Où charmer l’impossible, où les Moires calmer,
Pulpe d’ardeur sensuelle, hellénistique don,
Constante cosmologique et joie sans affront…
Or saurais-je, enthousiaste, à la sculpture absente,
Immobile, des seins, leur tendresse et frisson,
Mieux offrir que grise esquisse pour vie décente ?
Au souffle d’intellect, à ce marbre plastique,
J’offre Amour distillé, sa promesse lyrique :
Pour l’ourlet de ta lèvre et l’esprit de ton front.
The sensible frame at the temples and forehead,
The skull so deadly under diaphanous skin,
The swallow-like gaze have beauty’s modesty:
An ideal to caress, my respects will know how to.
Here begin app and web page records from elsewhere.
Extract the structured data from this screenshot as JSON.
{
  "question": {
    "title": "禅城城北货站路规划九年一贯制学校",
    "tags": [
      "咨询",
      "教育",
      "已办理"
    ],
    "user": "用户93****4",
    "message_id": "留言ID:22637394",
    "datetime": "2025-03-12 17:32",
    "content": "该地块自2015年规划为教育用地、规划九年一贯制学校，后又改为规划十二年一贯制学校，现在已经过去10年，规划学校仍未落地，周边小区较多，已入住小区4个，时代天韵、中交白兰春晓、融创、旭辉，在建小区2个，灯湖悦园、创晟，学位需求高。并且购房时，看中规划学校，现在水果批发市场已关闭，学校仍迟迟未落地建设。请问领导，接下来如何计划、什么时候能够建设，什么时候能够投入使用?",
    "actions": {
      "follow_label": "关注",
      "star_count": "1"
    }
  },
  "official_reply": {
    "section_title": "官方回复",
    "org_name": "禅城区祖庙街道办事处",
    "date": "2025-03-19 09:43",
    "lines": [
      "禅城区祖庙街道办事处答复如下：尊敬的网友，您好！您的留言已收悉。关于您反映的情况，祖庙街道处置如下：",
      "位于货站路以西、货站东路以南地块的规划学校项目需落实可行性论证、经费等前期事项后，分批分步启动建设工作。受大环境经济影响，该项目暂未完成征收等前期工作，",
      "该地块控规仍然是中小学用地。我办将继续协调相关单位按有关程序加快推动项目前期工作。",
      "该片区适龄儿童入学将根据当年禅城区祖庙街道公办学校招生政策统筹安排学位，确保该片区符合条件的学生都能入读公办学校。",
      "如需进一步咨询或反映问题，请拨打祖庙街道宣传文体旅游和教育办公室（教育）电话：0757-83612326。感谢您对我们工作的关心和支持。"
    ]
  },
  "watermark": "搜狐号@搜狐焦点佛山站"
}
Praxitelian icon in fairness embodied,
Where to charm the impossible, where to calm the Fates,
Pulp of sensual ardour, hellenistic gift,
Cosmological constant and joy without affront…
But could I enthusiastically to the missing sculpture,
Still, of breasts’ tenderness and quiver,
Offer better than grey sketch of decent life?
To the breath of intellect, to this plastic marble,
I offer distilled Love, its lyrical promise :
For the hem of your lips and the spirit of your forehead.
Thierry Guinhut, born in Poitiers, France, in 1956, is an art and literary critic, who has frequently contributed to the journals Art Press, Calamar, La République des Lettres, La Revue des Deux Mondes, Encres Vagabondes and Edelweiss. Lately, his articles researching literature in foreign languages have appeared in Le Matricule des Anges, Europe and L’Atelier du roman. He has also exhibited his photography of the ponds of la Brenne and la Montagne Noire (The Black Mountain), and has held vernissages of his paintings and collages he calls “geographical triptychs”. His photograph, Le Marais poitevin (The Poitiers Marsh), well received by the press, was acclaimed winner of le Grand prix Hippolyte Bayard de Photographie 1991 (The Hippolyte Bayard Grand Prize in Photography 1991), earning him his place among the 70 modern Masters of Right Brain Left Brain Photography (Amphoto, New York, 1994). As a prose writer, he is working on a huge “polymorphous” novel, La République des rêves (The Republic of Dreams), and another novel, Les Métamorphoses de Vivant (The Metamorphoses of one’s Life), which is a mixture of fantasy, social criticism and philosophical dialogue. We are publishing a few of his lovely sonnets in his series, À une jeune Aphrodite de marbre (To a Young Aphrodite in Marble) from his anthology, Muses Academy, TBP. For more information, visit his blog,
Jo-Elle (re-)discovered writing very recently, when an accident put her professional career on hold for two months. She has been writing poems since, mostly to learn English as a member of AllPoetry.com, but her best poems are in her mother tongue.
An analytical mind and an eternal learner, she writes about any subject, from nature to the human condition, which she observes from a detached point of view, and even more so when the subject is close to her heart.